Forestry police numbering 215 have been deployed since Sept. 1 across multiple states and divisions, to protect forestry department personnel in a continued crackdown on illegal logging, which has previously drawn violent reprisals from criminal gangs.
The forestry police was established in 2013 as a division of Burma’s Police Force, under the military-controlled Ministry of Home Affairs.
Their new deployment areas are: Dekkhinathiri District in Naypyidaw; Rangoon’s Northern District; Pyay, Taungoo, Tharrawaddy and Pegu districts in Pegu Division; Shwebo, Monywa and Katha districts in Sagaing Division; Pakokku and Gangaw districts in Magwe Division; Taunggyi and Lashio districts in Shan State; and Pathein District in Irrawaddy Division, according to the Ministry of Natural Resources and Environmental Conservation.
U Myo Min, a director at the ministry, said they would cooperate with the Burma Army, as well as with other government departments, in the illegal logging crackdown.
U Sithu Lwin, a retired forestry department official, called the fresh deployment of forestry police “a good move,” but thought that, if conventional forestry officers were allowed to carry guns—as they were before 1988—the extra expense would be saved.

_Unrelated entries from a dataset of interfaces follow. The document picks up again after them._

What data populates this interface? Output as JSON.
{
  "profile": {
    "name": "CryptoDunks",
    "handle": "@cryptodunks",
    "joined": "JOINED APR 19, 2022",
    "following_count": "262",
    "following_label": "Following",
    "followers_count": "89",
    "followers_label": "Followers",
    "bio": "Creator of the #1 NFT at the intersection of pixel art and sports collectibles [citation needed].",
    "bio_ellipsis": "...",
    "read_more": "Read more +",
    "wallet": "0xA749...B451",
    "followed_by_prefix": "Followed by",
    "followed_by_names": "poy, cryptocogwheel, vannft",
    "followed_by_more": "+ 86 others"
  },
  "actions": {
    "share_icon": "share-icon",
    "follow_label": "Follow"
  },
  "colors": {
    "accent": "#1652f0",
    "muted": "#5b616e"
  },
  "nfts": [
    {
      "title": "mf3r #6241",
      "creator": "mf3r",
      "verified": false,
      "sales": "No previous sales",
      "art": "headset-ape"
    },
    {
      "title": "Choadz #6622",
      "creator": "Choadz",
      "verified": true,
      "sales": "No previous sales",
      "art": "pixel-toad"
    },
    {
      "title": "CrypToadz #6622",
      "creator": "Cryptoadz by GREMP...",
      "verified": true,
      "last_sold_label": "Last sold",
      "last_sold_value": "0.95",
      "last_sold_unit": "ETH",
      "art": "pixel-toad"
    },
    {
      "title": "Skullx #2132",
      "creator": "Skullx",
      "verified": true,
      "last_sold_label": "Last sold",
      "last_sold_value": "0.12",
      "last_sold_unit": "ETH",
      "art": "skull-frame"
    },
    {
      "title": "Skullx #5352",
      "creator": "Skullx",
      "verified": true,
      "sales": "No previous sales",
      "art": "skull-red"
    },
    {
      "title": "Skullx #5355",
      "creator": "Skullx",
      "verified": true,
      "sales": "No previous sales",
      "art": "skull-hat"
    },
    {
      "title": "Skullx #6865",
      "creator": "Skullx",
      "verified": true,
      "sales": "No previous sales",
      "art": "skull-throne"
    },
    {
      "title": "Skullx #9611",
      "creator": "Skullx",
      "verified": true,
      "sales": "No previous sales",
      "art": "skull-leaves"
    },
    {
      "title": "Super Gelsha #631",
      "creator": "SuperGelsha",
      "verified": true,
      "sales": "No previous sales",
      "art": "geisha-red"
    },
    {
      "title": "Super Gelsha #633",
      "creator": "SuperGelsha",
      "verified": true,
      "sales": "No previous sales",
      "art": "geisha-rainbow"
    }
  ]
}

The ministry has called on the President to impose a halt on the logging of teak and other hardwoods starting from this fiscal year, ending March 2017, until further notice. Also starting this fiscal year, logging in the Pegu mountain range of central Burma will undergo a ten-year ban.
In Parliament on Wednesday, the minister U Ohn Win said they were taking a tough line on illegal logging.
U Ohn Win admitted to Parliament that a truck carrying 15 tons of smuggled logs crosses the border into China every seven minutes on average.
“I am dismayed to hear that. Our country has lost a lot of its resources since the military took administrative power. These things need to be changed now,” said Sithu Lwin.
Lawmaker U Aung Kyaw Kyaw Oo of Rangoon’s Hlaing Township quoted in Parliament a 2015 report by the United Nations Food and Agricultural Organization, which ranks Burma third among countries for its rate of deforestation. He alleged that sections of the Burma Army and of ethnic armed groups, as well as forestry department personnel, are involved in illegal logging.
Since the new government took office in April, 19,108 tons of smuggled teak and other hardwoods, and 992 units of machinery used in illegal logging, had been seized by the end of August, with 3,316 smugglers arrested. According to ministry figures, 631,000 tons of smuggled teak and hardwoods, and 13,956 units of machinery, have been seized over the past 16 years, with 100,943 smugglers arrested.
Burma lost an average of 1.7 percent of its forests annually from 2010-15, leaving total forest cover at 45 percent (around 29 million hectares), according to the UN Food and Agriculture Organization. Fifteen years before, this stood at 65 percent, the agency said.
Since 2014, the legal logging sector—whose methods, under the state-owned Myanmar Timber Enterprise, have received a large part of the blame for Burma’s deforestation—has been restricted according to an annual quota. Log exports were then suspended from April the same year.
Translated from Burmese by Thet Ko Ko.